Information for Patients

What is Ketamine?

Ketamine is an agent that has been used as an anaesthetic primarily in emergency, paediatric and general settings for many years.  It has also been used in acute pain and has become now used more commonly for chronic pain conditions and chronic psychiatric conditions.

How does Ketamine Work?

The exact mechanism of Ketamine’s effect on chronic pain is complex and poorly understood.  It is thought to act on a group of receptors, NMDA (N-methyl, M-aspartate receptor), they have to do with the perception of pain, memory, arousal and awareness.  This drug blocks the receptors and has other effects on the structure of the central nervous system that can be long lasting.

What are the side-effects from Ketamine?

Ketamine has a range of side-effects but the most important ones are:

  1. feeling of dissociation, a removal from one’s body and person;
  2. nausea;
  3. palpitations (tachycardia);
  4. deranged liver function and, rarely, hallucinations and delusions
  5. chemical irritation of the skin and underlying tissue (cellulitis)

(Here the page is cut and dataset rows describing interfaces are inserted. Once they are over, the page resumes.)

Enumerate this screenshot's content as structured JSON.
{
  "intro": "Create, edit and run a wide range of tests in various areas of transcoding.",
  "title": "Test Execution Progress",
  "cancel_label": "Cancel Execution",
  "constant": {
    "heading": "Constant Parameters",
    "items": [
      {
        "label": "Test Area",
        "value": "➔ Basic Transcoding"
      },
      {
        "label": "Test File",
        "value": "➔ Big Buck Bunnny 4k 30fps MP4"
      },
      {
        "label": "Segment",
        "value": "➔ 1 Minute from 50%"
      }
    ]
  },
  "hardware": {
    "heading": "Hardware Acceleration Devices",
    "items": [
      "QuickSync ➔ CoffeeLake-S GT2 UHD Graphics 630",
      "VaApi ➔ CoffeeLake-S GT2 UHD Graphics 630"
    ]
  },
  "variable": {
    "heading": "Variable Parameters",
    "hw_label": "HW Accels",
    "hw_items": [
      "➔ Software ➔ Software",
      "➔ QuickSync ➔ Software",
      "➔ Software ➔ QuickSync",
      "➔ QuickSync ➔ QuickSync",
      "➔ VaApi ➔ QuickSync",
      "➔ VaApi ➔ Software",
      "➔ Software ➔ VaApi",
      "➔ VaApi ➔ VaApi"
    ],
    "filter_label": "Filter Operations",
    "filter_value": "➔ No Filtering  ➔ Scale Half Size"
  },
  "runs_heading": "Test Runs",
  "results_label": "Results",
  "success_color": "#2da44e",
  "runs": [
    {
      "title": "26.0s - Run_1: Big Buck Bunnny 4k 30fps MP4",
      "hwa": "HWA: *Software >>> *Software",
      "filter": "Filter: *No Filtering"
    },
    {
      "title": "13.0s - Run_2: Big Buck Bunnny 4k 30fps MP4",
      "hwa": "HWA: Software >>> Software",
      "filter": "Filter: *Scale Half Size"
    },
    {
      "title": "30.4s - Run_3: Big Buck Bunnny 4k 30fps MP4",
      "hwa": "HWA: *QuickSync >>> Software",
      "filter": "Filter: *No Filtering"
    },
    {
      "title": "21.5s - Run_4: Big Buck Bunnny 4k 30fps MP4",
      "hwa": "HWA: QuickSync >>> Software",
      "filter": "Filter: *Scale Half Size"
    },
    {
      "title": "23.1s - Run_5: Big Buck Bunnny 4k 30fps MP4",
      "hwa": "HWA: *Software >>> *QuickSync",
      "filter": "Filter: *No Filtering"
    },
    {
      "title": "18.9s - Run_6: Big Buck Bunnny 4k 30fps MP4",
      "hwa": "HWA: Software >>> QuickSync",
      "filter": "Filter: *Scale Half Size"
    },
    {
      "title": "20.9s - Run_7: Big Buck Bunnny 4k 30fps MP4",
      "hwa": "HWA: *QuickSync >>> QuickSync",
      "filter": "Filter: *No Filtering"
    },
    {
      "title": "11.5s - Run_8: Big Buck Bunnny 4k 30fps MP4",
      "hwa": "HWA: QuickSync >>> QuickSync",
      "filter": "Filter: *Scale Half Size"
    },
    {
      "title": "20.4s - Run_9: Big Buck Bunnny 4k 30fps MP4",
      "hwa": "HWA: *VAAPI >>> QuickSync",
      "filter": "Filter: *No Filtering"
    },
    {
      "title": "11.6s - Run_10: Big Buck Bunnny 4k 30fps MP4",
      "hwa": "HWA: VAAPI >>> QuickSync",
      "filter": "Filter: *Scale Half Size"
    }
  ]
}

While you have this drug, you will be regularly reviewed by a nursing and medical staff and the drug’s affect, monitored and titrated and adjusted as needed.

How is the drug administered?

The drug is administered parenterally.  A subcutaneous infusion is a small tube that is inserted underneath your skin, the drug is infused through a syringe, which is enclosed in a box, over 24 hours.  We usually like the patients to have 7 to 10 days of this drug.

There are some other ways of giving Ketamine, both sublingually (under the tongue) and oral lozenges however, the amount of free drug that is available once it is metabolised by the liver, is quite low.

Are there any other drugs that may be used during this period?

Other drugs may be co-administered with Ketamine and these include Midazolam, Clonidine, Maxolon and Dexamethasone.  These are designed to decrease the adverse effects of the drug. 

What happens while I am on the Ketamine infusion?

We only use Ketamine as an adjunct to rehabilitation and for adjusting of other medications. While you are on this drug, it is expected that you engage in regular physiotherapy and occupational therapy on a daily basis. 

We may also use the effect of the Ketamine to adjust your other medications so that your long term analgesic plan is safe.  This most commonly involves reduction of your opioids (morphine related medication) and  increase in adjuvant medication (anticonvulsants/antidepressants).

It may also be expected that you will be seen by psychiatrist and psychologist as part of the rehabilitation process.

How long can I expect to have an effect from the Ketamine?

This is quite variable but many patients get 3 to 12 months of relief from a Ketamine infusion. Some patients have no improvement or intolerable adverse effects. It is not possible to predict and individual patient response.

Is there anyone who should not have ketamine

You must be assessed by a medical professional prior to been given this drug.

You may be excluded if you have the following medical conditions:

  • Pregnancy
  • Liver problems
  • Some cardiac conditions
  • Some Psychiatric conditions


If you have any further questions, please discuss this with your medical specialist at your next appointment.